(Dataset rows for apps and sites)
--

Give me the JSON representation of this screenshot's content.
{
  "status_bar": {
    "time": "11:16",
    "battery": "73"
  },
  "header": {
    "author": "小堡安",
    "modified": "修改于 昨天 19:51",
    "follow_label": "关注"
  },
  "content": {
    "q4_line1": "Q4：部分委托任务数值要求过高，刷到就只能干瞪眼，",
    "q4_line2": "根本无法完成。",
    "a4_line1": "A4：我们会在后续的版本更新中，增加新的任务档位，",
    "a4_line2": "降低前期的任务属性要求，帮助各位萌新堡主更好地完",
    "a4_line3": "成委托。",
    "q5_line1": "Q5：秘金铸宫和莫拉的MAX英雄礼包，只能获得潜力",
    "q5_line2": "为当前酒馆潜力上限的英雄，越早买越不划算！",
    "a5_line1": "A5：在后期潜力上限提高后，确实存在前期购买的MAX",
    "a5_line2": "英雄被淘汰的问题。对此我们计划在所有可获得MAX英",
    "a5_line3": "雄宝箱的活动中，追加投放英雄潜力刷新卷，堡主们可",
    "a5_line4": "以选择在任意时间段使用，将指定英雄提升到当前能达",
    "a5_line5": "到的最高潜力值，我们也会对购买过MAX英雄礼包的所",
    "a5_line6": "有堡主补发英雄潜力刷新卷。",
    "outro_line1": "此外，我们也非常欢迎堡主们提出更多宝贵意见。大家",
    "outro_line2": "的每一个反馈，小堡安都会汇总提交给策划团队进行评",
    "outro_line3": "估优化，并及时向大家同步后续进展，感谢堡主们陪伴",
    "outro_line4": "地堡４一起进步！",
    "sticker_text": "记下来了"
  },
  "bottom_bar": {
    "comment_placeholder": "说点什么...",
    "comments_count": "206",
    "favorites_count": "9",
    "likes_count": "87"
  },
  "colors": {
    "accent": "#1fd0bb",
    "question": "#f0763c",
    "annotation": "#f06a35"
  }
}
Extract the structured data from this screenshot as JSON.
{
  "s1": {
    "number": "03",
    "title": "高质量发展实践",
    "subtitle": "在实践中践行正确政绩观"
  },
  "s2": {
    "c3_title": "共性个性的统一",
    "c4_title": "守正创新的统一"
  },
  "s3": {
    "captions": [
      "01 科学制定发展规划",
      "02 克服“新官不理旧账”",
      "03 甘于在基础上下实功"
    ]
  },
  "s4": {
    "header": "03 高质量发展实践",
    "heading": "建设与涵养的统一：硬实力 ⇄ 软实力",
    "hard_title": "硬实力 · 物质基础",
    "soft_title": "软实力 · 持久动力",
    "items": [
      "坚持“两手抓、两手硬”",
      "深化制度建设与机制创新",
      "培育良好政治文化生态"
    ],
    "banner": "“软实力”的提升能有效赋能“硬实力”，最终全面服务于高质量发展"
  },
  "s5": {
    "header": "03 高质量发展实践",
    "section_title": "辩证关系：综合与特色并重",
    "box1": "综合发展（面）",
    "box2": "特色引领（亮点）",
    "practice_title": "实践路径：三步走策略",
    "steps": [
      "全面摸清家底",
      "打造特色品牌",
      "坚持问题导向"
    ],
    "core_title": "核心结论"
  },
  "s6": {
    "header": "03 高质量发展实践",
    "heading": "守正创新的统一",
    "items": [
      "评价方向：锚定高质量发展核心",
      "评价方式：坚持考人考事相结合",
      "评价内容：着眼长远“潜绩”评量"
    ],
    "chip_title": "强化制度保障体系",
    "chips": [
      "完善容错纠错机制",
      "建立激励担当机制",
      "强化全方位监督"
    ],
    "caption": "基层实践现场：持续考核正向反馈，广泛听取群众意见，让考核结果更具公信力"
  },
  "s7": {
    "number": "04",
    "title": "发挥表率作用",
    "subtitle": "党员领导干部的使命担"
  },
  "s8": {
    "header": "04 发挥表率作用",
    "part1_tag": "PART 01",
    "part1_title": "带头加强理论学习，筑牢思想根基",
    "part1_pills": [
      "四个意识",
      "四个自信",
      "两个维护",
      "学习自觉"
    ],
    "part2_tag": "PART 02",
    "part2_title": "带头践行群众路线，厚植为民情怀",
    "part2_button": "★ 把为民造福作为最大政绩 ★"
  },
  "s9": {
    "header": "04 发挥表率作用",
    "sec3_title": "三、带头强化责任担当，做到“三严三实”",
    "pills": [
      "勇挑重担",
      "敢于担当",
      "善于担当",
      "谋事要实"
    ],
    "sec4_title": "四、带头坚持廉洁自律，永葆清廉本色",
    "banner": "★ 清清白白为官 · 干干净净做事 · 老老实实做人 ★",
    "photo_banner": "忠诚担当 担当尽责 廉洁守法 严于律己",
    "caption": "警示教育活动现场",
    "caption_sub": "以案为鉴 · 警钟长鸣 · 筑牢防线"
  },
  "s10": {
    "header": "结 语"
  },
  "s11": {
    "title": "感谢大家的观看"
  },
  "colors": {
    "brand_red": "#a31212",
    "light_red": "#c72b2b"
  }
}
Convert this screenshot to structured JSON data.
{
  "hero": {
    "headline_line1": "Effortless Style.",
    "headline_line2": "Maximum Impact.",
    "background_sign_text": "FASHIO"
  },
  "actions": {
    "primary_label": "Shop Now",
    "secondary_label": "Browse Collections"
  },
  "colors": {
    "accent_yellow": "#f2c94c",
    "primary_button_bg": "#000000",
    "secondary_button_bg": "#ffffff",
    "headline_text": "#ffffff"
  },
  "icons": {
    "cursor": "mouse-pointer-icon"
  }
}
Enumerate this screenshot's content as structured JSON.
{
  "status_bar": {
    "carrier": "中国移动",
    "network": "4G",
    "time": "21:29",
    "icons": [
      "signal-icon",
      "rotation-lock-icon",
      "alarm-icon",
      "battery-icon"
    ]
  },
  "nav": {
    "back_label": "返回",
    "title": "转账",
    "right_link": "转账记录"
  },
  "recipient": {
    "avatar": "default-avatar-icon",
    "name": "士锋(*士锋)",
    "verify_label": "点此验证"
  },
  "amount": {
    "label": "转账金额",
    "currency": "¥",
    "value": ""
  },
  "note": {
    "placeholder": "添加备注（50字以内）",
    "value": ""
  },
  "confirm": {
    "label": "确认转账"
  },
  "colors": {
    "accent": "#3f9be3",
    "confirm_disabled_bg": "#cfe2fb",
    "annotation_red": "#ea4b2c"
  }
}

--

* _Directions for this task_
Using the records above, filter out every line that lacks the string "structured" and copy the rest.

* _Answer box_
Extract the structured data from this screenshot as JSON.
Convert this screenshot to structured JSON data.
Enumerate this screenshot's content as structured JSON.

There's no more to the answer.